### WHAT YOU WILL DO
Set down all of the records below exactly, please, omitting the images.
********
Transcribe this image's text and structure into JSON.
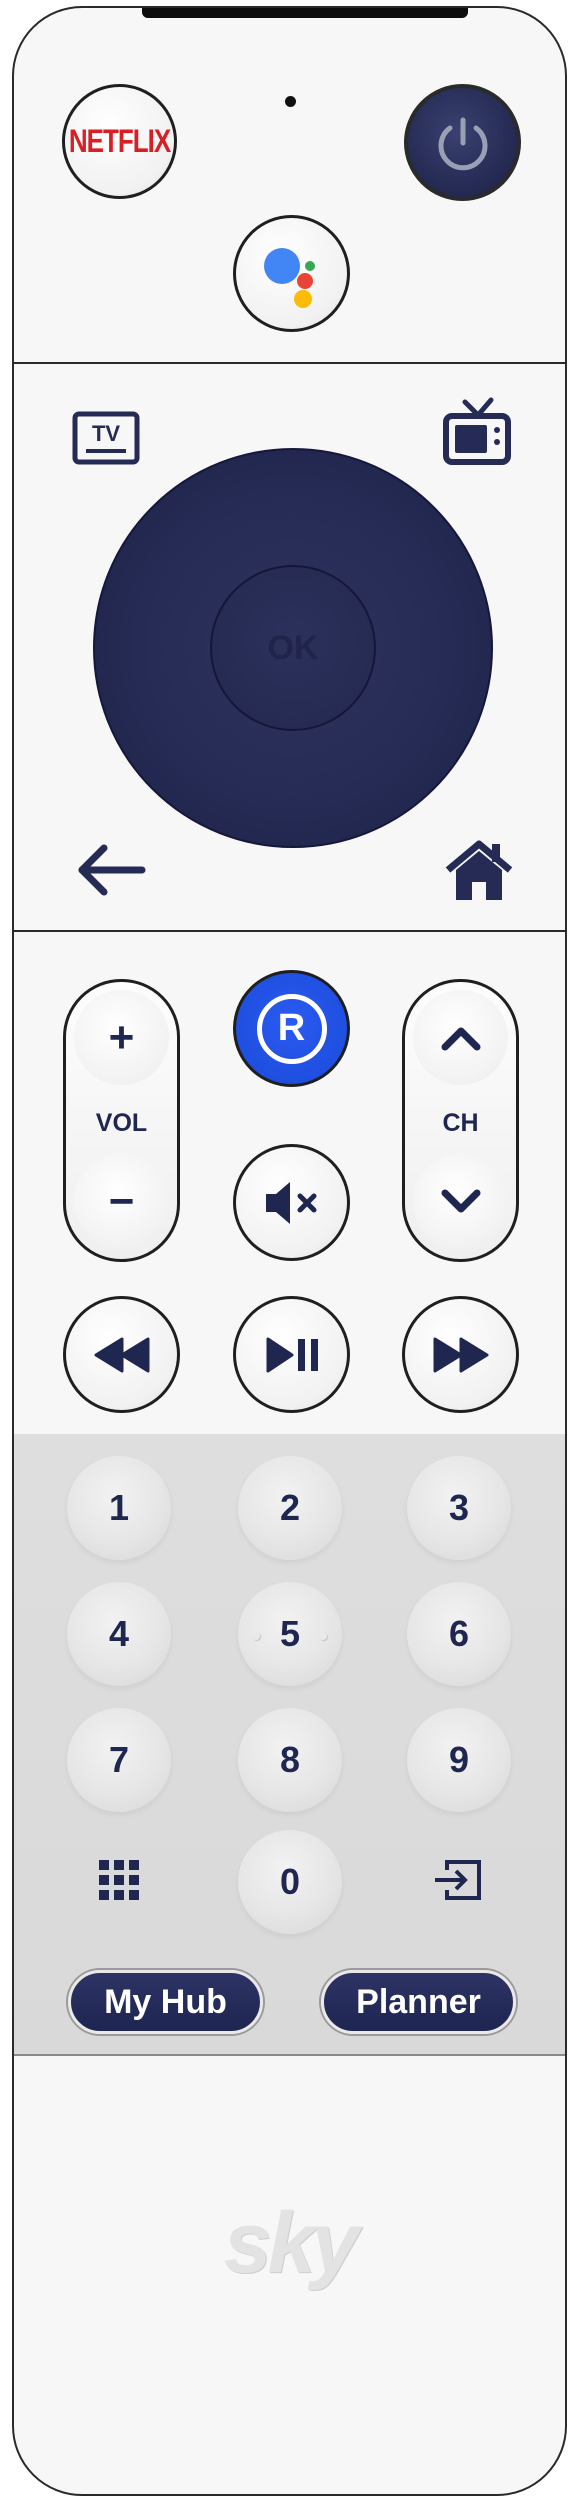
{
  "remote": {
    "netflix_label": "NETFLIX",
    "ok_label": "OK",
    "tv_icon_label": "TV",
    "volume": {
      "plus": "+",
      "label": "VOL",
      "minus": "−"
    },
    "channel": {
      "label": "CH"
    },
    "record_letter": "R",
    "numbers": [
      "1",
      "2",
      "3",
      "4",
      "5",
      "6",
      "7",
      "8",
      "9",
      "0"
    ],
    "my_hub_label": "My Hub",
    "planner_label": "Planner",
    "brand": "sky"
  },
  "colors": {
    "navy": "#262b55",
    "netflix_red": "#d81f26",
    "record_blue": "#1f4fe0",
    "assistant_blue": "#4285f4",
    "assistant_red": "#ea4335",
    "assistant_yellow": "#fbbc05",
    "assistant_green": "#34a853"
  },
  "icons": [
    "google-assistant-icon",
    "power-icon",
    "tv-icon",
    "live-tv-icon",
    "back-arrow-icon",
    "home-icon",
    "mute-icon",
    "rewind-icon",
    "play-pause-icon",
    "fast-forward-icon",
    "grid-icon",
    "input-icon",
    "chevron-up-icon",
    "chevron-down-icon"
  ]
}
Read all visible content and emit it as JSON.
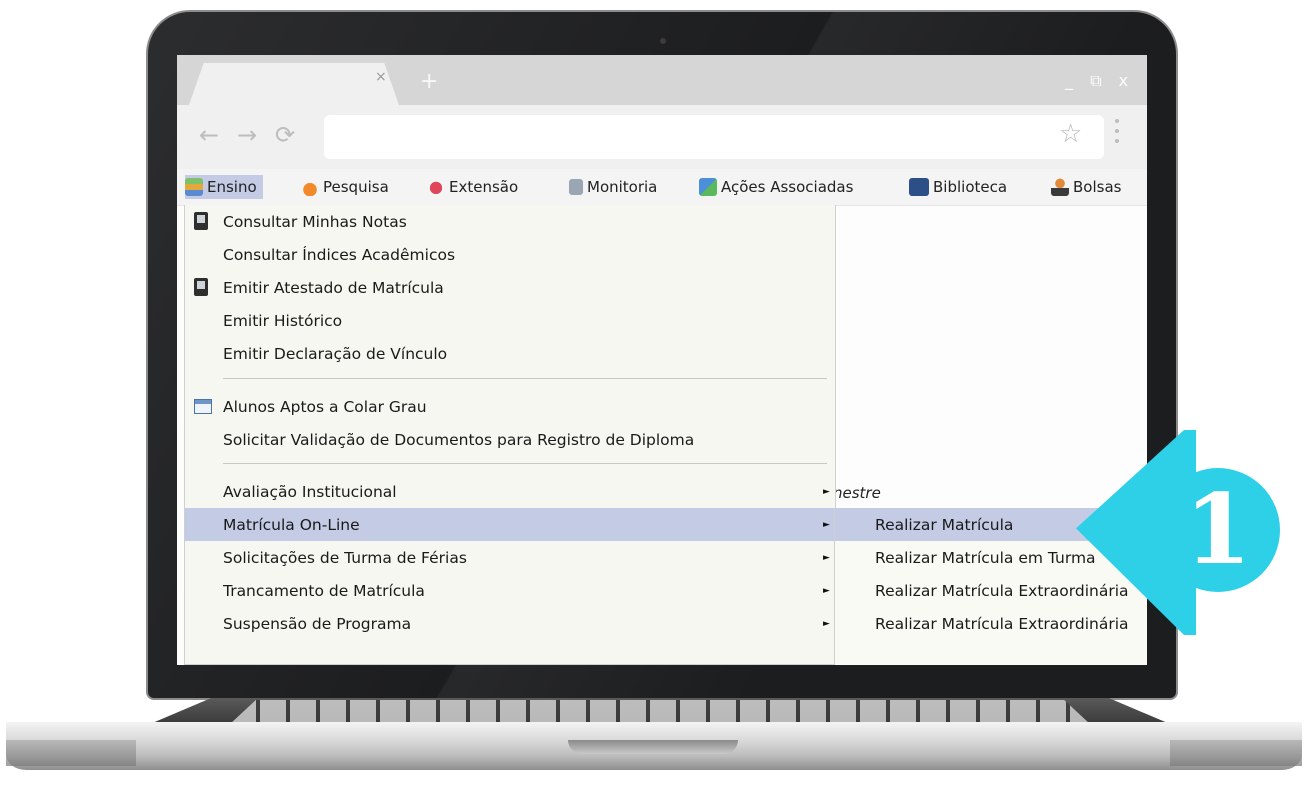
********
### EXPECTED OUTPUT
Transcribe this image's text and structure into JSON.
{
  "remote": {
    "netflix_label": "NETFLIX",
    "ok_label": "OK",
    "tv_icon_label": "TV",
    "volume": {
      "plus": "+",
      "label": "VOL",
      "minus": "−"
    },
    "channel": {
      "label": "CH"
    },
    "record_letter": "R",
    "numbers": [
      "1",
      "2",
      "3",
      "4",
      "5",
      "6",
      "7",
      "8",
      "9",
      "0"
    ],
    "my_hub_label": "My Hub",
    "planner_label": "Planner",
    "brand": "sky"
  },
  "colors": {
    "navy": "#262b55",
    "netflix_red": "#d81f26",
    "record_blue": "#1f4fe0",
    "assistant_blue": "#4285f4",
    "assistant_red": "#ea4335",
    "assistant_yellow": "#fbbc05",
    "assistant_green": "#34a853"
  },
  "icons": [
    "google-assistant-icon",
    "power-icon",
    "tv-icon",
    "live-tv-icon",
    "back-arrow-icon",
    "home-icon",
    "mute-icon",
    "rewind-icon",
    "play-pause-icon",
    "fast-forward-icon",
    "grid-icon",
    "input-icon",
    "chevron-up-icon",
    "chevron-down-icon"
  ]
}
Read all visible content and emit it as JSON.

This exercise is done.